Based on an interview with a German immigrant who lives in New York and whose family story is marked by loss, Schwindt’s Tiffany Vases utilises a sculptural interpretation of that interview to explore the space between reality and the reliability of memory that depends on the objects that surround us or that which relies on our own activities and the telling of stories.
Through her work, Schwindt investigates the meaning and location of live-ness in performances and sculptures. Live-ness, here is enacted both by the actor and the observer. Installed in the small space of Gallery Lejeune, it refers both to the living and mutable memory of the interviewee rendered in porcelain and, now, to they ways in which walking around that memory as sculpture exacerbates the delicacy of its’ meaning. Schwindt envisions multiple and intertwined relations between performer, observer and object, etc like an actor that takes on different roles and positions through time.
Tiffany Vase follows Dinner, a unique event at Gallery Lejeune – an evening of food interwoven with live interventions of text, language and sound by Schwindt with opera singer Lisa Cassidy. Commissioned for Gallery Lejeune, the work unfolded over the evening exploring the relationship between language and the physical; seeing what would happen to communication and meaning if language and the voice were firstly separated from each other and then came together again.

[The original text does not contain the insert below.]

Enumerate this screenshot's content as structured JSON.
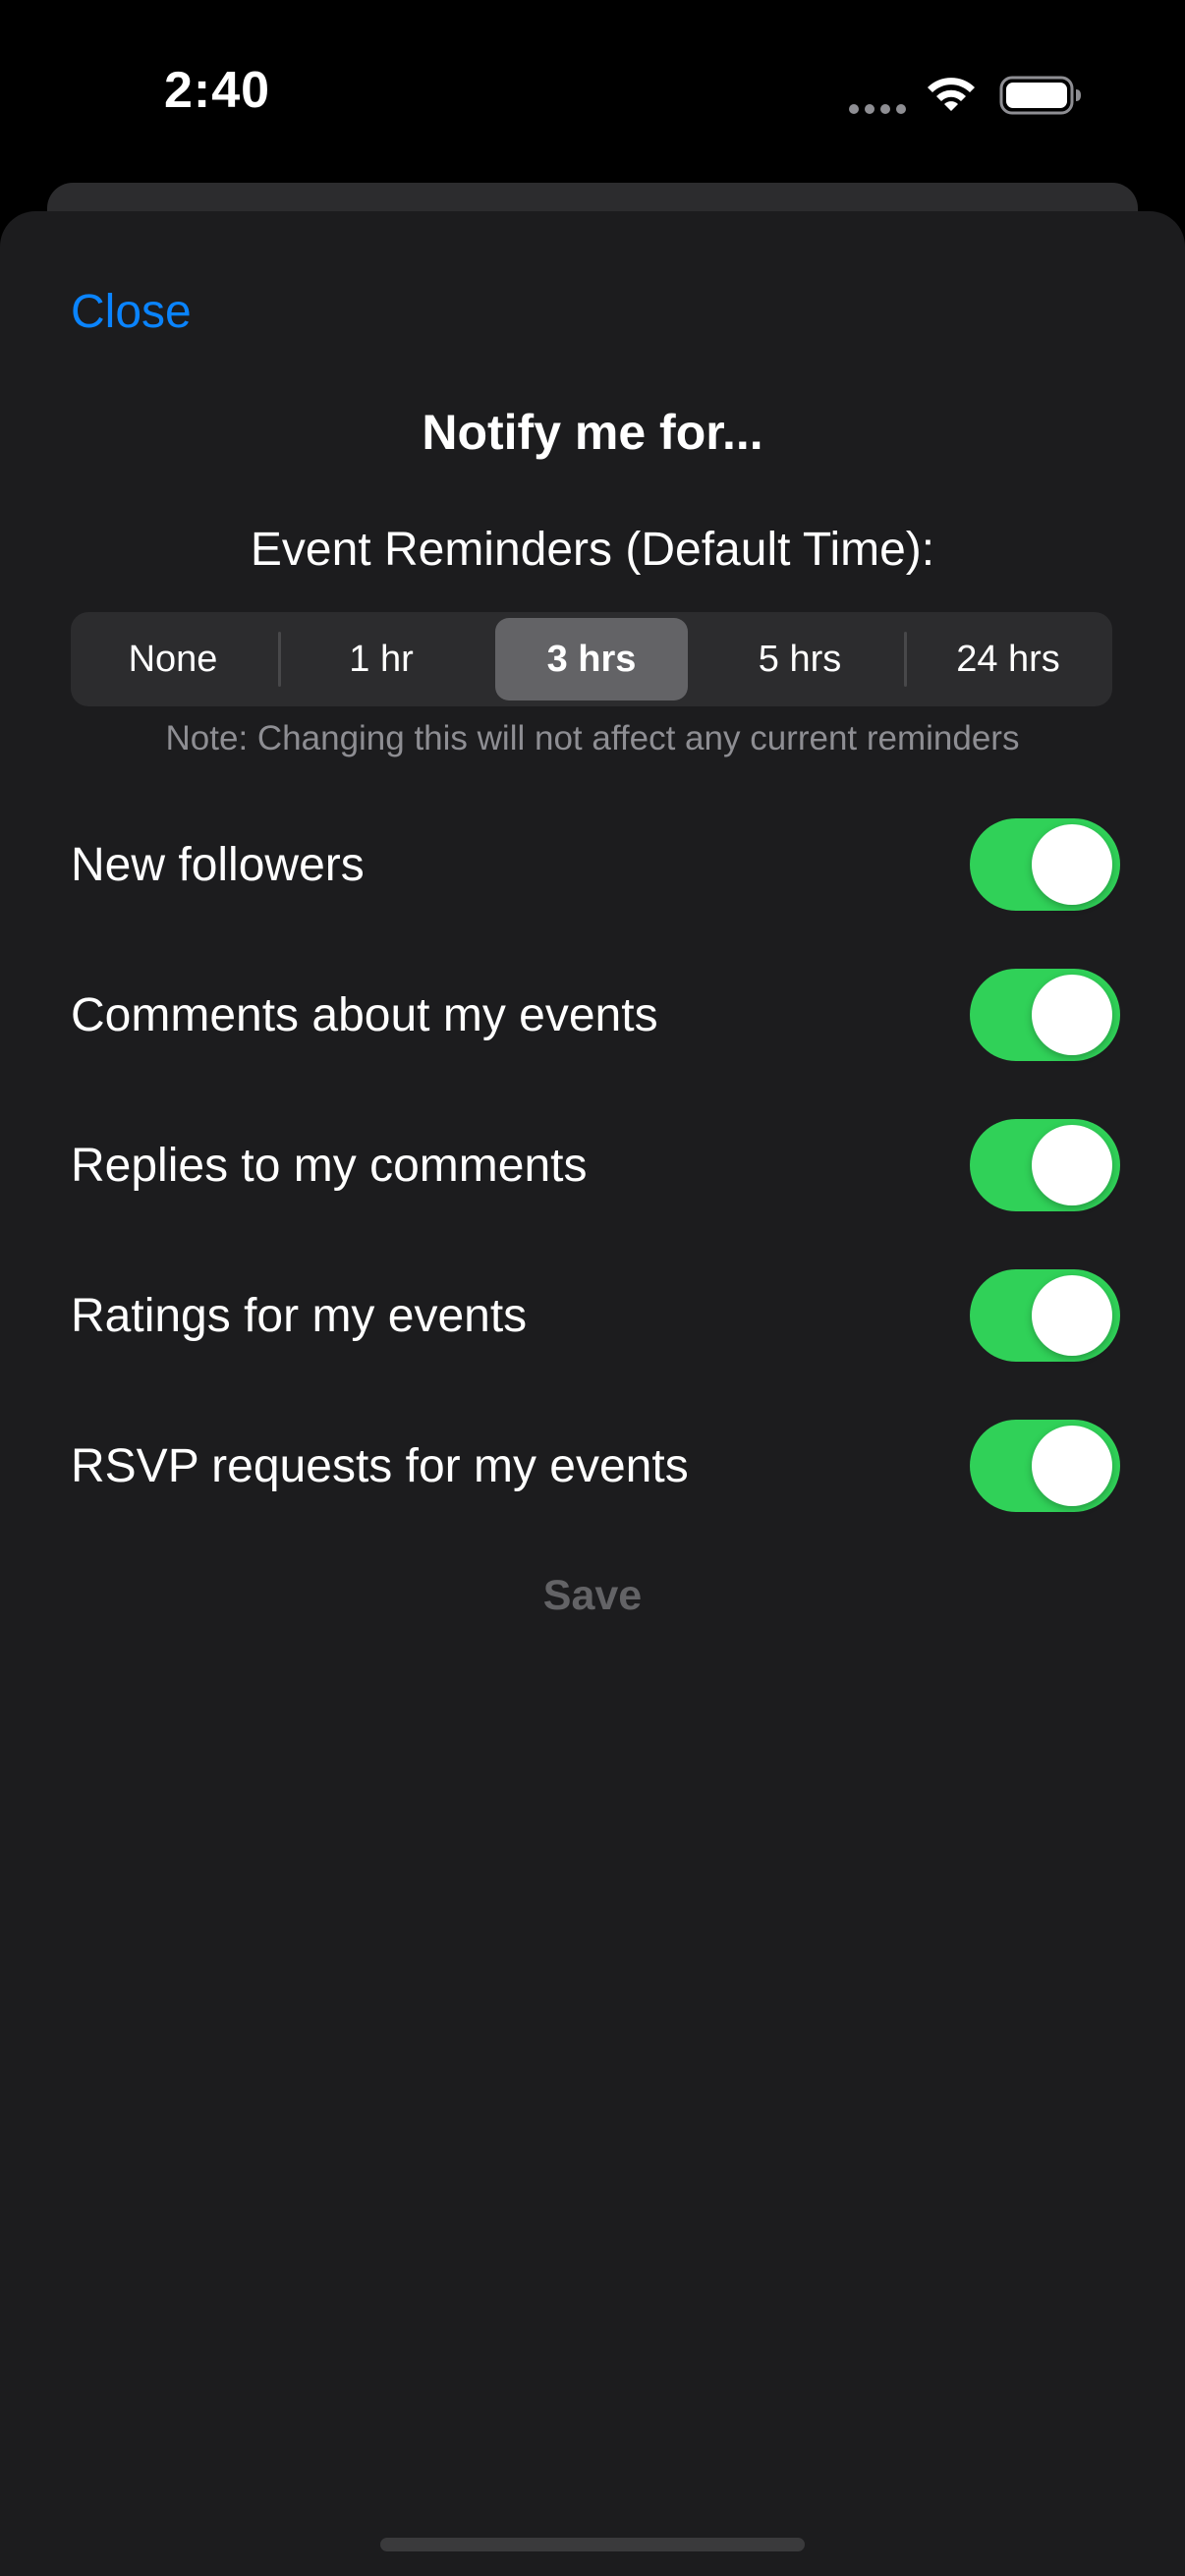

The event was reviewed in frieze.com by Amy Sherlock: “… At Dinner was, on a micro-level, an experiment in community building – of the kind that happens all the time in daily life… Here, though, Schwindt’s intervention made me acutely sensitive of the extent to which we invariably perform ourselves socially, according to cultural norms of which we may or may not always be aware.”